This was originally posted as a LinkedIn Article by Skylar Cohen on October 2, 2023.
It’s a tough time to be a content marketer. The omnipresence of AI has forced many to double down on their efforts to justify their value to their employers, who could generate content for free (albeit of dubious quality) using a free large language model (LLM). Content Marketing World 2023 wasn’t afraid to acknowledge this unprecedented disruption, but the conference’s framing was ultimately uplifting. A major throughline was that shifting conditions are not a bad thing. If I had to summarize the conference in a sentence, it would be this: Yes, we need to change, but in the long run this can make us stronger and better at what we do.
Here are a few running threads that stood out to me most throughout the conference.
“It’s how things are usually done” is no longer enough to justify a content strategy

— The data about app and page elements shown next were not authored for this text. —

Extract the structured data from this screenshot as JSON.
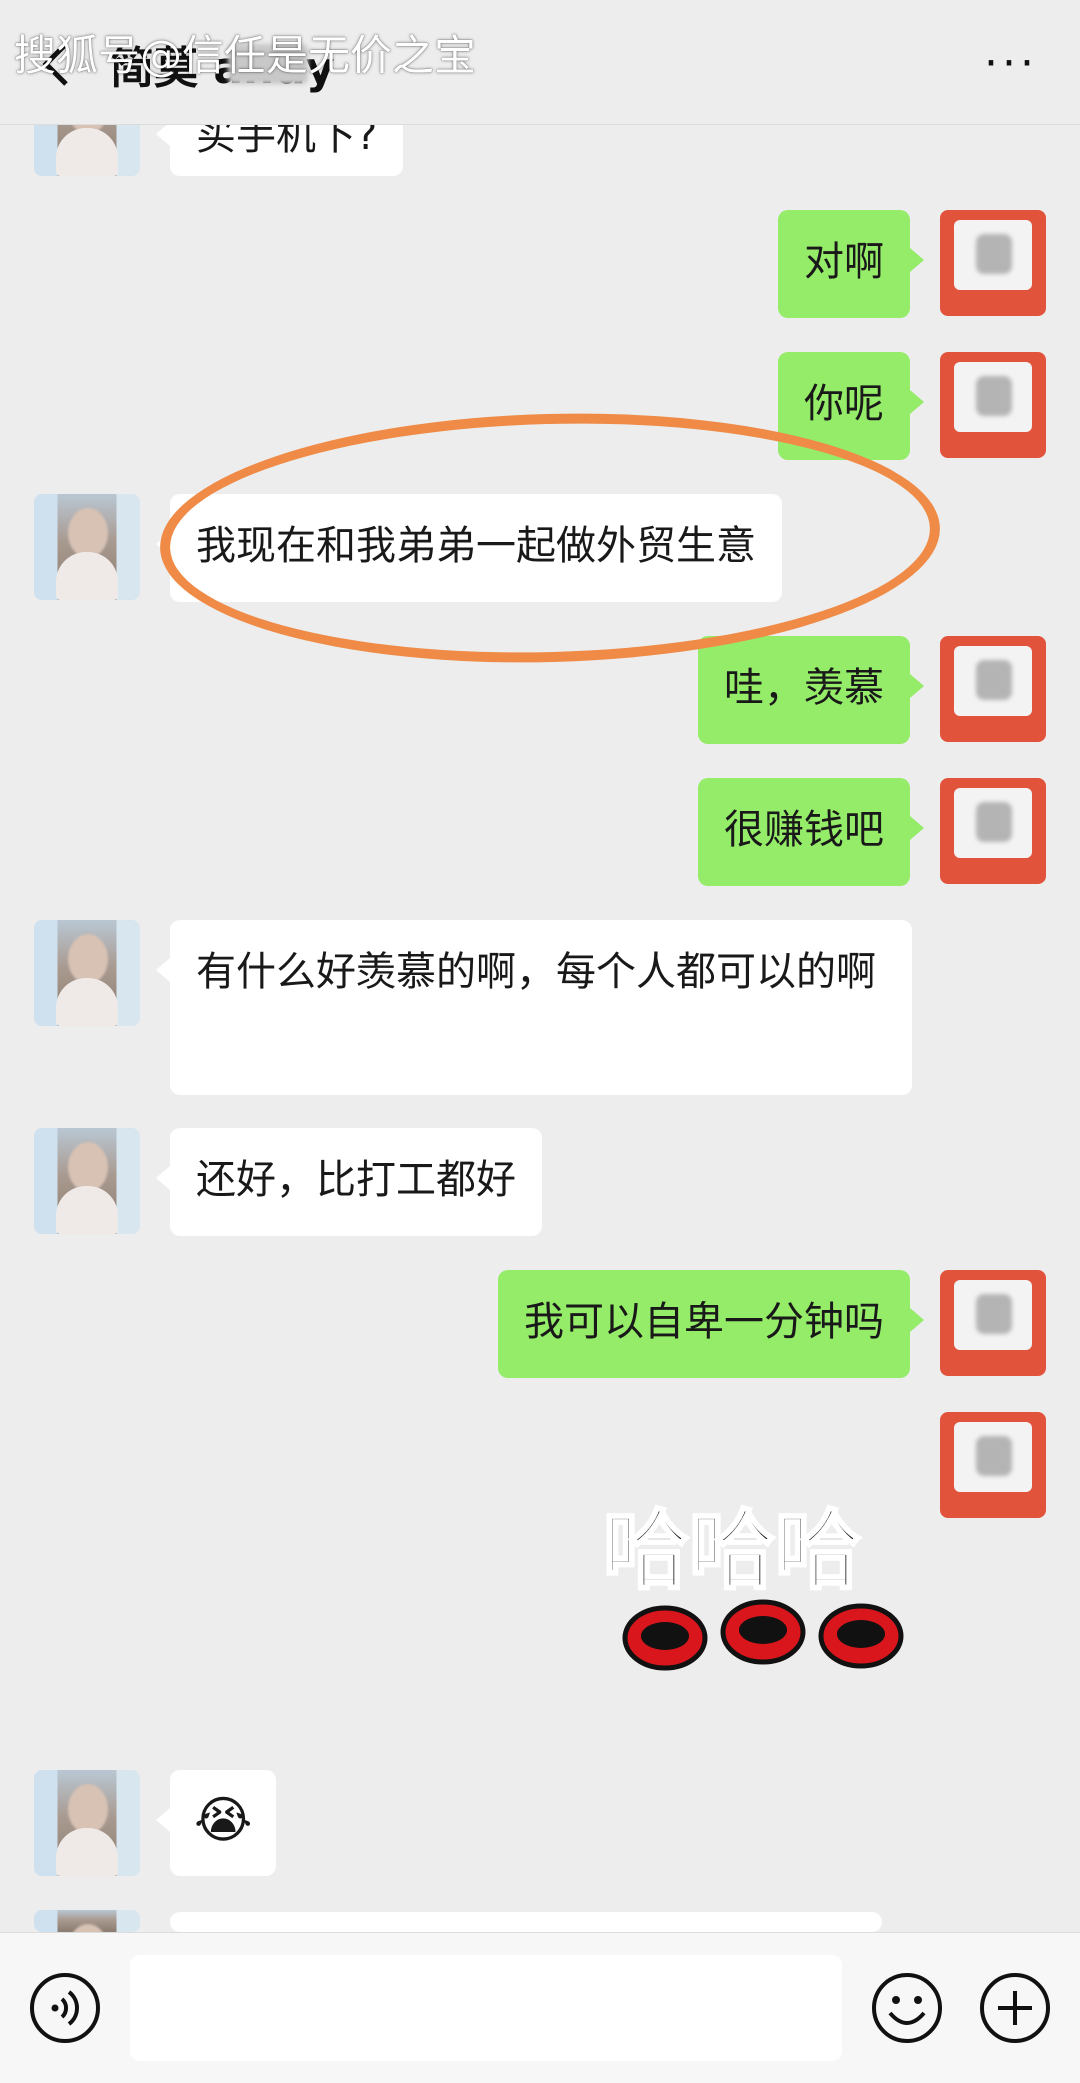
{
  "watermark": "搜狐号@信任是无价之宝",
  "header": {
    "title": "简莫 andy",
    "more_label": "···"
  },
  "messages": [
    {
      "side": "left",
      "text": "买手机下?"
    },
    {
      "side": "right",
      "text": "对啊"
    },
    {
      "side": "right",
      "text": "你呢"
    },
    {
      "side": "left",
      "text": "我现在和我弟弟一起做外贸生意"
    },
    {
      "side": "right",
      "text": "哇，羡慕"
    },
    {
      "side": "right",
      "text": "很赚钱吧"
    },
    {
      "side": "left",
      "text": "有什么好羡慕的啊，每个人都可以的啊"
    },
    {
      "side": "left",
      "text": "还好，比打工都好"
    },
    {
      "side": "right",
      "text": "我可以自卑一分钟吗"
    },
    {
      "side": "right",
      "sticker": "哈哈哈"
    },
    {
      "side": "left",
      "emoji": "😭"
    }
  ],
  "input": {
    "placeholder": ""
  },
  "colors": {
    "background": "#ededed",
    "sent_bubble": "#95ec69",
    "received_bubble": "#ffffff",
    "highlight_ellipse": "#ef8b46"
  }
}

Several speakers looked beyond the most common search metrics and strategies to argue there are better ways to measure success. Dale Bertrand cautioned against reflexively inserting relevant keywords into a pre-formed piece of content, instead pushing the audience to think more deeply about search intent and determining calls-to-action and analyses that align with the user’s intent. This requires a focus on metrics that emphasize engagement, rather than simply visiting a site (I’m reminded of this classic Adobe ad, where valuing the wrong metrics leads to a lot of unsold encyclopedias).
Ryan Brock went so far as to hold a mock funeral for foundational content marketing concepts like keyword cannibalization, arguing that forces like the pandemic fundamentally altered consumer tastes and the strategies necessary to rank. Flying in the face of conventional wisdom, a case study he presented suggested that even a lower-authority site could stand toe-to-toe with big competitors, given the proper use of pillar page structuring.
AI can only remix what humans have made — for better and worse
ChatGPT and its brethren are bound by their reliance on training data. At least for now, everything they create is built on material that already existed. Several presenters pointed this out as a sign that humans were still necessary to create meaningful final products, though still making clear there was absolutely space for AI to help.
Derek Thompson summarized key points from his book Hit Makers: How to Succeed in an Age of Distraction, stating that audiences instinctually seek out novel experiences while also craving aspects of the familiar. This sets the stage for humans to inject new ideas into something “familiar” created by AI. And Elizabeth Banks cautioned that AI inherits many of the biases and stereotypes that influence how humans see the world, and that we will have to account for that inclination in AI-generated work if we don’t want to perpetuate it.
According to Cassie Kozyrkov, there’s a concrete difference between “thinking,” an intellectually engaging activity, and “thunking,” or boring and unstimulating work. Her closing keynote expressed hope that AI would allow people to improve efficiency by minimizing thunking time and allowing for as much thinking time as people could handle before needing a break. She also framed AI in perhaps the most human-dependent way seen at the conference — referring to data as a raw ingredient, with algorithms and models as appliances and recipes. The one thing AI could not be is the chef.
Facing frustrations head-on and continuing to learn is critical
While Content Marketing World 2023’s speakers had impressive track records, they were willing to discuss their past frustrations and missteps as well as their successes.
For example, Ron Zwerin recapped an ultimately successful process of making the National Multiple Sclerosis (MS) Society more useful and attuned to the needs of its users, which wasn’t an easy process. Mobilizing key stakeholders and aligning the team took much longer than initially expected, and selling the need for change required diving deep into the ways that the society wasn’t sufficiently personalized for specific real-life users. And Jacqueline Loch had to recognize that an entire work culture was simply not working as a group of young men optimized for cosmetic keywords that didn’t reflect what women were actually searching for.
More broadly, the majority of sessions (well over 50%) were classified as “intermediate” sessions, with less than 10% labeled as “advanced.” While this could of course reflect speakers hesitant to scare off newer marketers, I’d like to think it is instead indicative of a broader drive to learn and grow throughout the industry. Given how rapidly things are shifting and evolving, few can truly claim to be advanced in the skills needed to succeed in our new reality. Content Marketing World has been a snapshot of an industry in motion, and I’m excited to see how it evolves and to be part of that evolution.